Leftist commentary from a mouthy bitch
Off the shelf, some might say.
I don’t have issues with being old, or middle-aged or any of that, really.
My issue with forty is that it has long seemed like some magical number by which I would have my shit together and be a real grown up.
This has not happened.
Now, it’s not that I object to my cheerfully childish demeanor, my bizarre and somewhat adolescent obsessions, and my burning love for all things animated. But I do object, in some ways, to still living mostly paycheck to paycheck, needing room-mates to afford to live in Seattle, and not really knowing what I want to do with my life. I mean, I thought that by forty I’d know. I mean, really KNOW.
I mean, I know I want to write, and I’ll write regardless of what happens or what goes on or if anyone reads it, because as I told a college creative writing class once, “I can’t not write.” I would like to sell The Novel, on which I have been seriously working, and by seriously I mean, really seriously, for about the last year or so. I would like to sell others. I would like to tell stories for a living. That is my grail. I know that.
I also know that very few authors, unless they have a spouse who can support them, can afford to just write. I am not one of those writers. I need my day job. And sometimes I need downtime to keep my sanity. This is why Seanan McGuire is my new hero and writing icon. Because she writes excellent books, her latest debuted on the New York Times bestseller list, and another was just nominated for a Hugo Award, and she works a full-time job and commutes, and still manages to work it all in.
I suspect she does not sleep.
In addition to writing, however, I would really like to feel as if I’m making a difference, and my current job isn’t doing that for me. Yes, my job is necessary. Yes, people rely on me. But it is neither intellectually challenging (time to fit everything in 24 hours challenging, yes) nor that particularly satisfying. I’d love to work for a non-profit, but honestly, with me being the breadwinner in the family, I can neither afford the cut in pay nor the drop in benefits. I’m trying to make it more meaningful, and I know that the people I work with and for appreciate me for the most part.

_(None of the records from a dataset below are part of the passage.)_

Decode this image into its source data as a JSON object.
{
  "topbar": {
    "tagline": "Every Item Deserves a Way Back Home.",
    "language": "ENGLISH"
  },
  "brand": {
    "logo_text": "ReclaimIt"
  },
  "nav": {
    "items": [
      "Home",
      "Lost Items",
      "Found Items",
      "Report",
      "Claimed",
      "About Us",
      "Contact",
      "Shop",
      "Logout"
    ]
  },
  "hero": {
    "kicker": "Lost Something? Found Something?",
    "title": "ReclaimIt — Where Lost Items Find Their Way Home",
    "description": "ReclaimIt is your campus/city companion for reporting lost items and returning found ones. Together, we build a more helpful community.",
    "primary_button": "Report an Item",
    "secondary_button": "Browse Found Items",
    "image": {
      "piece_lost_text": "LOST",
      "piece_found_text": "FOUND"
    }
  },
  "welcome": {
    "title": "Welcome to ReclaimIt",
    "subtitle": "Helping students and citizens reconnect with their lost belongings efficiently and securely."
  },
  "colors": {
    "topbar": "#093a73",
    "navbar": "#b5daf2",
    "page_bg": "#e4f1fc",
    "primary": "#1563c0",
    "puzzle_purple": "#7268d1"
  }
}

And I love that people like the writing here and at Geek Girls Rule! It makes me deliriously happy. Every time someone leaves a comment telling me I helped them, even if it was to not feel so alone for a little bit, I get all weepy and warm inside. Maybe I need to start more aggressively promoting this blog and GGR. It just feels weird to toot my own horn so much, because it’s not like I’m a real grown up or something. Obviously I need to get over that.
I don’t now. I think I just thought I’d have it all figured out by forty.

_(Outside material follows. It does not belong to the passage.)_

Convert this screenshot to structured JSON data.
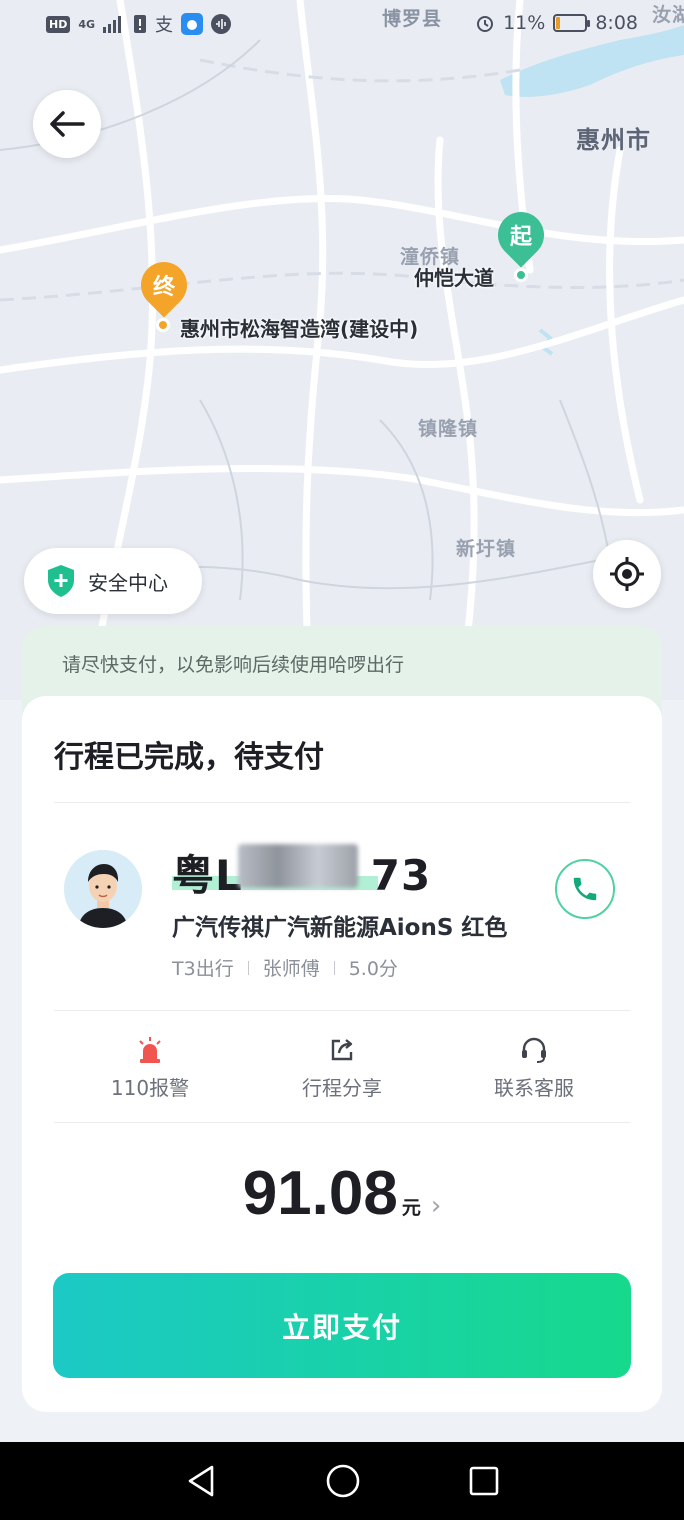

And I don’t.
But hey, there’s always sixty.
I just turned 45.
No, I don’t have it all figured out. But I have a better idea of what’s important.
Yeah, that’s the response several of my other friends have had. And I do have a better grasp of what’s important. It’s just I still kind of feel like I’m just playing at being a grown-up. Which is probably good. Because most grown-ups are boring.
yes, you do need to promote more. Get some banners made up so others can promote for you easily. Get some business cards made up for your various sites, so you can leave them places that are related to your sites. advertise in the programs for the cons you go to.
But the number one thing you need to do is share your work. No one gets to read 99% of your writing because it is hidden away in notebooks instead of being published anywhere at all, even just online. *I* have never read most of your writing, and I am your best friend. SHARE IT DAMMIT!
I can honestly say that I didn’t expect to have more figured out than I do, by 40. None of the people this age that were around (when I was growing up) had anything figured out, beyond what made them happy and how to have a good time. Those things I do have figured out, along with how to take fairly good care of myself.
I may not know exactly what I do want all the time, but at least I know some of the things I really don’t want now.
I’m 56. And I *know* I’m still not a grownup.